When walking the course my plan was to take advantage of the slope shown in Sect. B-B. Everyone seems to see and worry about the other, more severe slope, the one shown in Sect. A-A, but taking advantage of the B-B slope seemed to me to be the solution. My thought was to go deeper into the turn, effectively using the discredited “late apex” strategy, but using the B-B camber to help slow the car down in the first half of the turn and increase the efficiency of the entire turn to allow an exit close to cone 502 and at an exit angle that allowed the car to 1) stay on the A-A slope, never venturing lower than necessary and especially not all the way down to the flatlands, and 2) achieve an early acceleration into the next, fairly significant acceleration zone. This would also give the advantage of not spending as much horsepower having to climb back up the A-A slope on the way to cone 449. This planned path is shown in Fig. 9 and is basically what I drove on my first run as verified by data and video.

Fig. 9: Path Taken On Run 1

Below is a video clip of this corner as I actually drove it in Run 1.

Fig. 10: Video Clip Of First Turn, Run 1

Well, the first turn felt pretty good in Run 1. The 180 degree turn in the back of the corner seemed efficient and quick. But, I was way off of the entry cone, cone 523, and thought it could be done better, i.e. shorter. (It always Saves Time to go shorter and slower in a smaller arc than longer and faster on a bigger arc.)
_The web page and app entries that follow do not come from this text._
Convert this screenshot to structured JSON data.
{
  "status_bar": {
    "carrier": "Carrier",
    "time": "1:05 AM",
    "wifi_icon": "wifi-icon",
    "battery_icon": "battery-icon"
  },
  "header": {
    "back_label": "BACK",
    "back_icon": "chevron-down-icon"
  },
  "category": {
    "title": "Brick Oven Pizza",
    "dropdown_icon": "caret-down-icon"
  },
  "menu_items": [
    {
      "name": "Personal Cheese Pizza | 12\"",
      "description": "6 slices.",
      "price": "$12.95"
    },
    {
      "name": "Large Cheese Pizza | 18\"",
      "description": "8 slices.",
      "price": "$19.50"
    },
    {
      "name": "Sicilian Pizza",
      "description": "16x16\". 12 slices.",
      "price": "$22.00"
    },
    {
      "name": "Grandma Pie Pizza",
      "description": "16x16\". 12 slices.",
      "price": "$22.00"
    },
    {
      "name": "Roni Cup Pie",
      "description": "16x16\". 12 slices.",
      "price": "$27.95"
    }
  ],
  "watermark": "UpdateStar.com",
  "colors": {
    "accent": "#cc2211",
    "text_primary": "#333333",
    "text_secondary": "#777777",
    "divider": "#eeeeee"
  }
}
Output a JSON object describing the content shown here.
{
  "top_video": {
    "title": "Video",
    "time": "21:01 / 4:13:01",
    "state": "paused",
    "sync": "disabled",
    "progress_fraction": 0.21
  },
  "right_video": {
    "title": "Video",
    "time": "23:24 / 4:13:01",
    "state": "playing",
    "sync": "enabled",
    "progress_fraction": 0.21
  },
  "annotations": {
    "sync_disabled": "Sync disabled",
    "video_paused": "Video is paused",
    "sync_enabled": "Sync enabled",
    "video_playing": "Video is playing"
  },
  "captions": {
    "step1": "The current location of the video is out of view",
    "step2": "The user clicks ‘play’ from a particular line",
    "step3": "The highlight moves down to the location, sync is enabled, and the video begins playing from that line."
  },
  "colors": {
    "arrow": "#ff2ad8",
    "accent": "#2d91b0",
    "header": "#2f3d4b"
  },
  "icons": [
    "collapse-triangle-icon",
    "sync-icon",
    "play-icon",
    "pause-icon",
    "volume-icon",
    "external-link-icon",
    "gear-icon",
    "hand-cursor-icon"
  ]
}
On the next run I tried to do essentially the same thing but wanted to be right on cone 523 and slow down more so that I could turn sharper with less distance traveled. The result was a line similar to what’s shown in Fig. 11, though I over-slowed a bit on entry and flattened out the arc in the middle, meaning that the tires fell below their multi-tasking limit for a moment and costing time. (You can see the double move with the steering wheel.) The clip of the actual run is shown in Fig. 12.

Fig. 11: Path Taken Run 2
Fig. 12: Video Clip of First Turn, Run 2

While I think I was faster than most in this corner in Run 1, the path taken in Run 2 was 0.20s faster than Run 1 as measured from the entry braking point to the next braking point.

Let me know in the comments how you think this corner should really have been done! I’d like to hear your thoughts.

One more thing: this is one big reason why the Bristol events are so successful:

Jeff Cox, event master, 8PM on Friday, still working to prepare the courses for Saturday
  • *I later learned that this car had electronic shocks with aftermarket tuning, something only allowed in Super Street class at present.